■ Work required ■
The listing needs restating word for word.

■ Data under study ■

- - -

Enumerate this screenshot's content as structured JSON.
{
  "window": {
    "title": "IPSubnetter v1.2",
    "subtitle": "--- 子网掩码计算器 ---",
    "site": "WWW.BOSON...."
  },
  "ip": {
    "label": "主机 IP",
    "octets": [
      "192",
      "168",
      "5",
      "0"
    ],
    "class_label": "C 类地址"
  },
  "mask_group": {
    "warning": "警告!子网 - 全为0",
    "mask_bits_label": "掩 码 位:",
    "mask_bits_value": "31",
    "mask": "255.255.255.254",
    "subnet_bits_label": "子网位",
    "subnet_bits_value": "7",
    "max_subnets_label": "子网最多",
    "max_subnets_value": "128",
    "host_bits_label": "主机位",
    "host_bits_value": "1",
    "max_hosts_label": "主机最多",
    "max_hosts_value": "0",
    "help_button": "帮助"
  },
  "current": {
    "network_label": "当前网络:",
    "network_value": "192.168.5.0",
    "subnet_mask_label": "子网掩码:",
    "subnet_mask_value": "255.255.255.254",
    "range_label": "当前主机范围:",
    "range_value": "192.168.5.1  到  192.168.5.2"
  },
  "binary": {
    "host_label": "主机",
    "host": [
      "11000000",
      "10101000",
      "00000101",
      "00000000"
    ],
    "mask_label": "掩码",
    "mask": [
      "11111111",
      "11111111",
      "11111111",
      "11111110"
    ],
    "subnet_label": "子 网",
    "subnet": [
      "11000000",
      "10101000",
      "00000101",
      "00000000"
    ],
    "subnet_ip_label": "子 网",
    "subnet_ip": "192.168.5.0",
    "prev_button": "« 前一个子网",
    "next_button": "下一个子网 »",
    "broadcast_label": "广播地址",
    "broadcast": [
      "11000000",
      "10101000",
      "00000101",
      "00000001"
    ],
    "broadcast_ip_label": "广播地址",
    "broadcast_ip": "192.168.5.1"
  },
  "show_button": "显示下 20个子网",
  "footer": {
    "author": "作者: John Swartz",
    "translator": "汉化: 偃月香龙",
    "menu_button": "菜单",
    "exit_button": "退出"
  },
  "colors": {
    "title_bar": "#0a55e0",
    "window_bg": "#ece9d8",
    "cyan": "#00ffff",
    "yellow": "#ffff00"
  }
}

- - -

■ Output for this exercise ■
Enumerate this screenshot's content as structured JSON.
{
  "window": {
    "title": "IPSubnetter v1.2",
    "subtitle": "--- 子网掩码计算器 ---",
    "site": "WWW.BOSON...."
  },
  "ip": {
    "label": "主机 IP",
    "octets": [
      "192",
      "168",
      "5",
      "0"
    ],
    "class_label": "C 类地址"
  },
  "mask_group": {
    "warning": "警告!子网 - 全为0",
    "mask_bits_label": "掩 码 位:",
    "mask_bits_value": "31",
    "mask": "255.255.255.254",
    "subnet_bits_label": "子网位",
    "subnet_bits_value": "7",
    "max_subnets_label": "子网最多",
    "max_subnets_value": "128",
    "host_bits_label": "主机位",
    "host_bits_value": "1",
    "max_hosts_label": "主机最多",
    "max_hosts_value": "0",
    "help_button": "帮助"
  },
  "current": {
    "network_label": "当前网络:",
    "network_value": "192.168.5.0",
    "subnet_mask_label": "子网掩码:",
    "subnet_mask_value": "255.255.255.254",
    "range_label": "当前主机范围:",
    "range_value": "192.168.5.1  到  192.168.5.2"
  },
  "binary": {
    "host_label": "主机",
    "host": [
      "11000000",
      "10101000",
      "00000101",
      "00000000"
    ],
    "mask_label": "掩码",
    "mask": [
      "11111111",
      "11111111",
      "11111111",
      "11111110"
    ],
    "subnet_label": "子 网",
    "subnet": [
      "11000000",
      "10101000",
      "00000101",
      "00000000"
    ],
    "subnet_ip_label": "子 网",
    "subnet_ip": "192.168.5.0",
    "prev_button": "« 前一个子网",
    "next_button": "下一个子网 »",
    "broadcast_label": "广播地址",
    "broadcast": [
      "11000000",
      "10101000",
      "00000101",
      "00000001"
    ],
    "broadcast_ip_label": "广播地址",
    "broadcast_ip": "192.168.5.1"
  },
  "show_button": "显示下 20个子网",
  "footer": {
    "author": "作者: John Swartz",
    "translator": "汉化: 偃月香龙",
    "menu_button": "菜单",
    "exit_button": "退出"
  },
  "colors": {
    "title_bar": "#0a55e0",
    "window_bg": "#ece9d8",
    "cyan": "#00ffff",
    "yellow": "#ffff00"
  }
}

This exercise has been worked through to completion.